The event receives world-wide attention due to the excellent color filming of the collapse. American POWs in the jungles of southeast Asia a few years later report being ribbed about the incident by their guards, who find it quite amusing. The bridge only lasted four months. Incidentally, the concrete remains of the bridge that fell into the river remain in situ, forming a natural reef.

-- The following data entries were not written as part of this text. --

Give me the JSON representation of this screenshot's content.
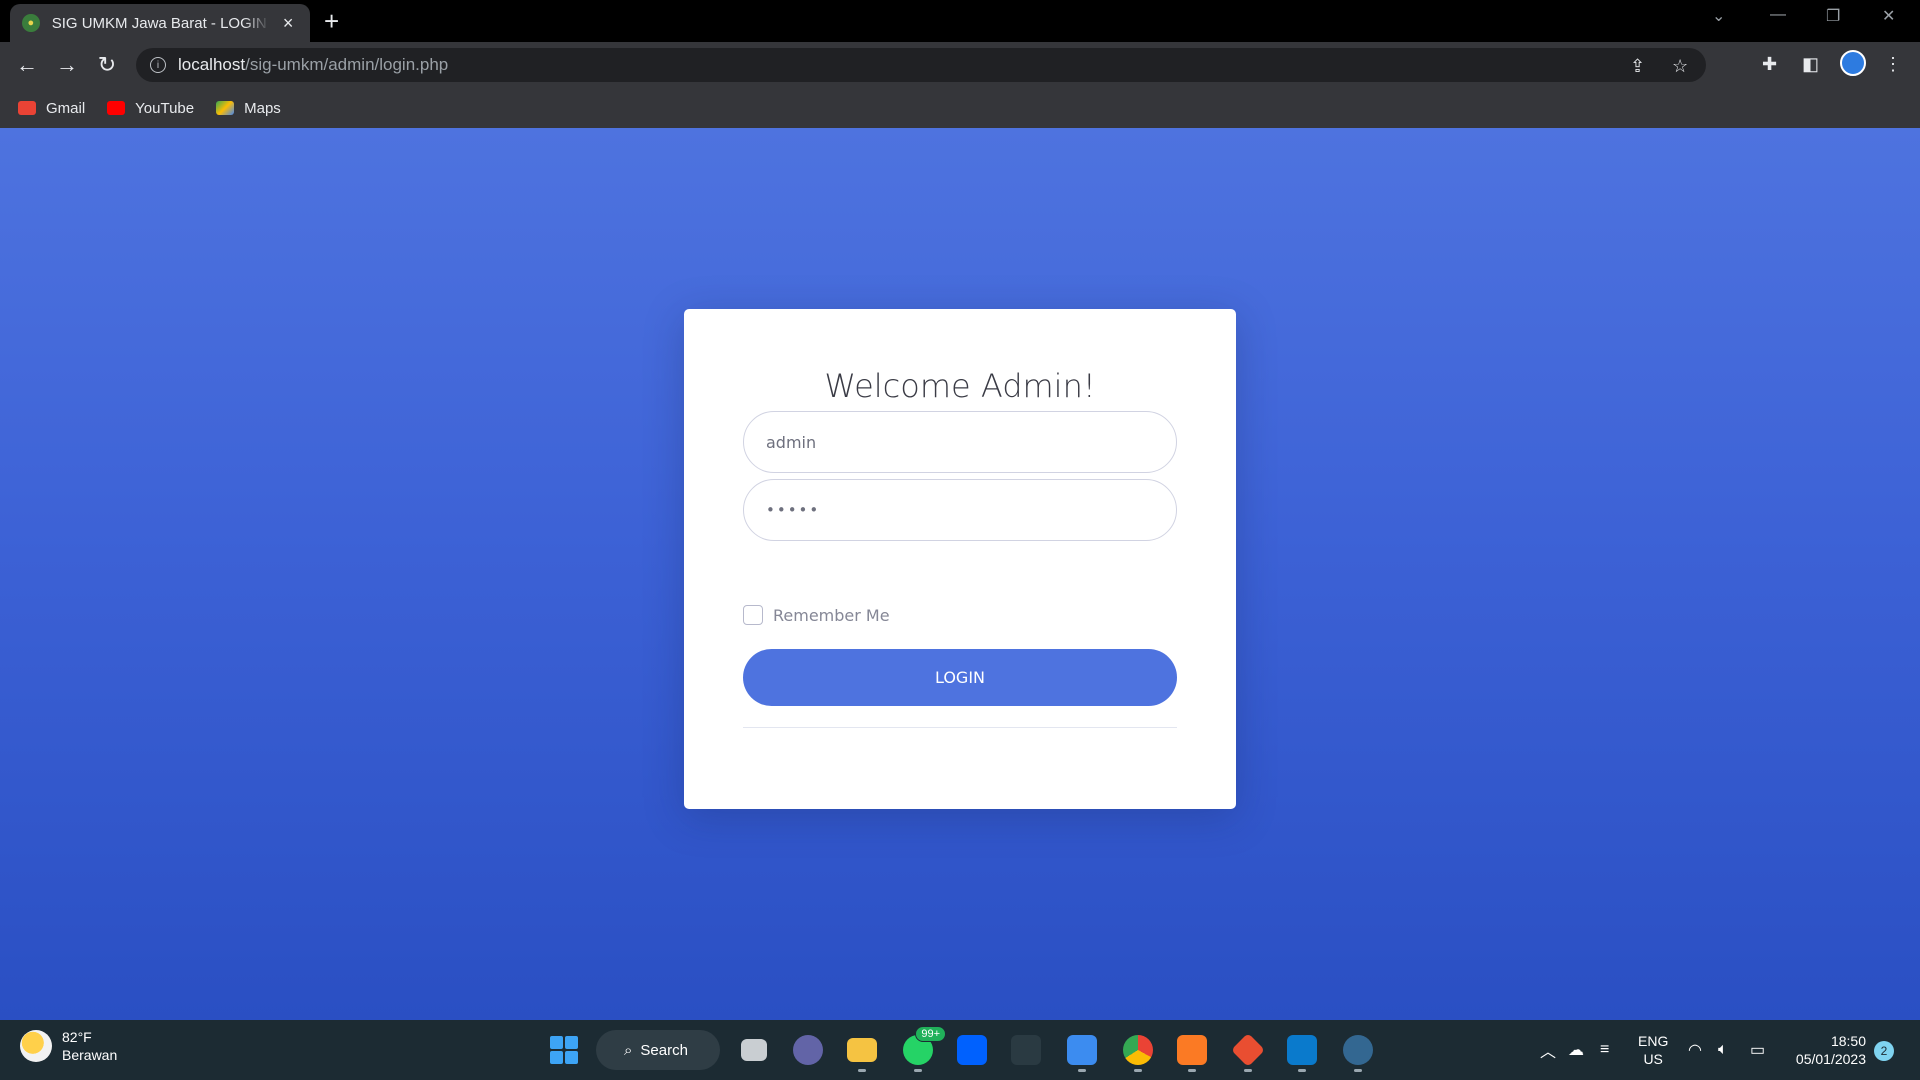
{
  "browser": {
    "tab": {
      "title": "SIG UMKM Jawa Barat - LOGIN ADMIN",
      "close_icon": "×"
    },
    "new_tab_icon": "+",
    "address": {
      "host": "localhost",
      "path": "/sig-umkm/admin/login.php"
    },
    "bookmarks": [
      {
        "label": "Gmail",
        "icon": "gmail-icon",
        "color": "#ea4335"
      },
      {
        "label": "YouTube",
        "icon": "youtube-icon",
        "color": "#ff0000"
      },
      {
        "label": "Maps",
        "icon": "maps-icon",
        "color": "#34a853"
      }
    ]
  },
  "login": {
    "title": "Welcome Admin!",
    "username_value": "admin",
    "password_value": "•••••",
    "remember_label": "Remember Me",
    "remember_checked": false,
    "login_label": "LOGIN"
  },
  "colors": {
    "primary": "#4e73df",
    "page_gradient_top": "#4e73df",
    "page_gradient_bottom": "#2a4fc3"
  },
  "taskbar": {
    "weather": {
      "temp": "82°F",
      "condition": "Berawan"
    },
    "search_label": "Search",
    "whatsapp_badge": "99+",
    "language": {
      "line1": "ENG",
      "line2": "US"
    },
    "clock": {
      "time": "18:50",
      "date": "05/01/2023"
    },
    "notifications": "2"
  }
}
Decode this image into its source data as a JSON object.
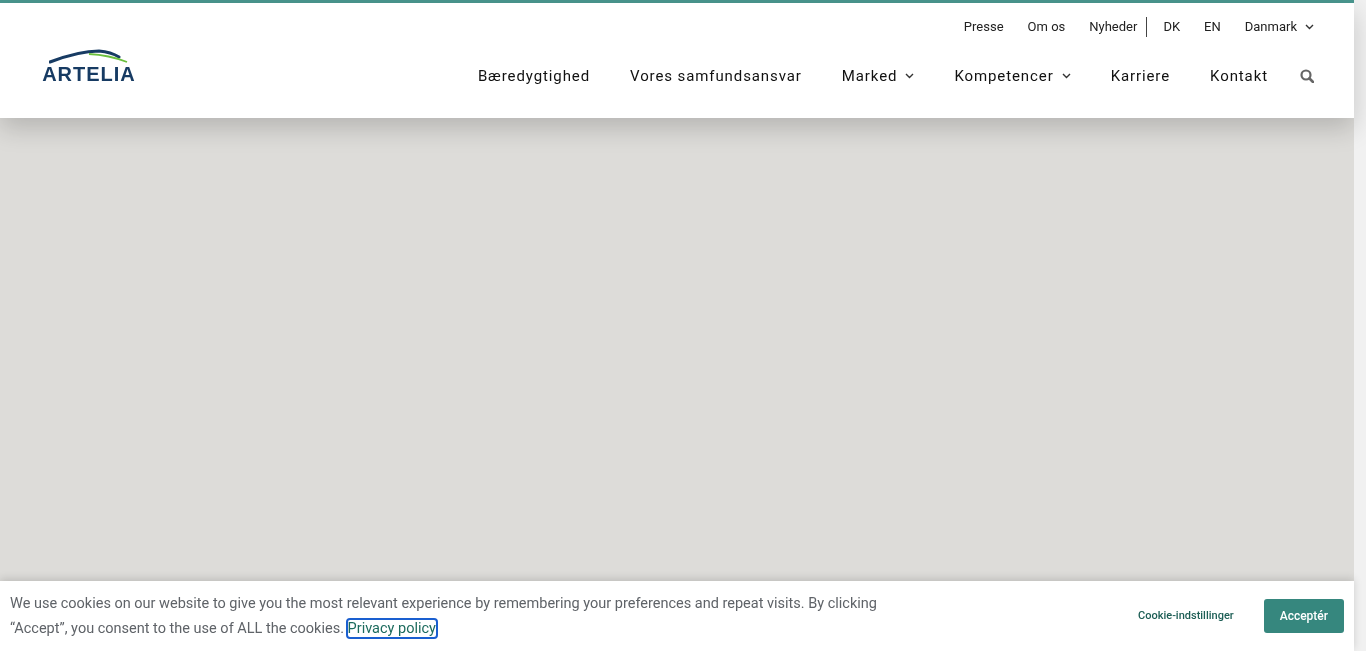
{
  "logo": {
    "text": "ARTELIA"
  },
  "utility_nav": [
    {
      "label": "Presse",
      "divider_after": false,
      "has_dropdown": false
    },
    {
      "label": "Om os",
      "divider_after": false,
      "has_dropdown": false
    },
    {
      "label": "Nyheder",
      "divider_after": true,
      "has_dropdown": false
    },
    {
      "label": "DK",
      "divider_after": false,
      "has_dropdown": false
    },
    {
      "label": "EN",
      "divider_after": false,
      "has_dropdown": false
    },
    {
      "label": "Danmark",
      "divider_after": false,
      "has_dropdown": true
    }
  ],
  "main_nav": [
    {
      "label": "Bæredygtighed",
      "has_dropdown": false
    },
    {
      "label": "Vores samfundsansvar",
      "has_dropdown": false
    },
    {
      "label": "Marked",
      "has_dropdown": true
    },
    {
      "label": "Kompetencer",
      "has_dropdown": true
    },
    {
      "label": "Karriere",
      "has_dropdown": false
    },
    {
      "label": "Kontakt",
      "has_dropdown": false
    }
  ],
  "cookie_banner": {
    "text": "We use cookies on our website to give you the most relevant experience by remembering your preferences and repeat visits. By clicking “Accept”, you consent to the use of ALL the cookies.",
    "link": {
      "label": "Privacy policy",
      "focused": true
    },
    "buttons": [
      {
        "label": "Cookie-indstillinger",
        "kind": "text"
      },
      {
        "label": "Acceptér",
        "kind": "primary"
      }
    ]
  }
}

New bridges with better wind tolerance have replaced the collapsed bridge.

November 1940

November 1, 1940: Hitler Irate
November 2, 1940: U-31 Sunk - Again
November 3, 1940: Kretschmer's Master Class
November 4, 1940: Spain Absorbs Tangier
November 5, 1940: Jervis Bay Meets Admiral Scheer
November 6, 1940: San Demetrio Incident
November 7, 1940: Galloping Gertie
November 8, 1940: Italian Shakeup in Greece
November 9, 1940: Dutch Fascists March
November 10, 1940: Fala and Doc Strange
November 11, 1940: Taranto Raid
November 12, 1940: Molotov Takes Berlin
November 13, 1940: Molotov Foils Hitler
November 14, 1940: Moonlight Sonata
November 15, 1940: Warsaw Ghetto Sealed
November 16, 1940: France Keeps Battleships
November 17, 1940: Malta Hurricane Disaster
November 18, 1940: Hitler Berates Ciano
November 19, 1940: Birmingham Devastated
November 20, 1940: Hungary Joins Axis
November 21, 1940: Dies White Paper
November 22, 1940: Italians Take Korçë
November 23, 1940: U-Boat Bonanza!
November 24, 1940: Slovakia Joins In
November 25, 1940: Molotov's Demands
November 26, 1940: Bananas Be Gone
November 27, 1940: Cape Spartivento Battle
November 28, 1940: Wick Perishes
November 29, 1940: Trouble in Indochina
November 30, 1940: Lucy and Desi Marry


No comments:

Post a Comment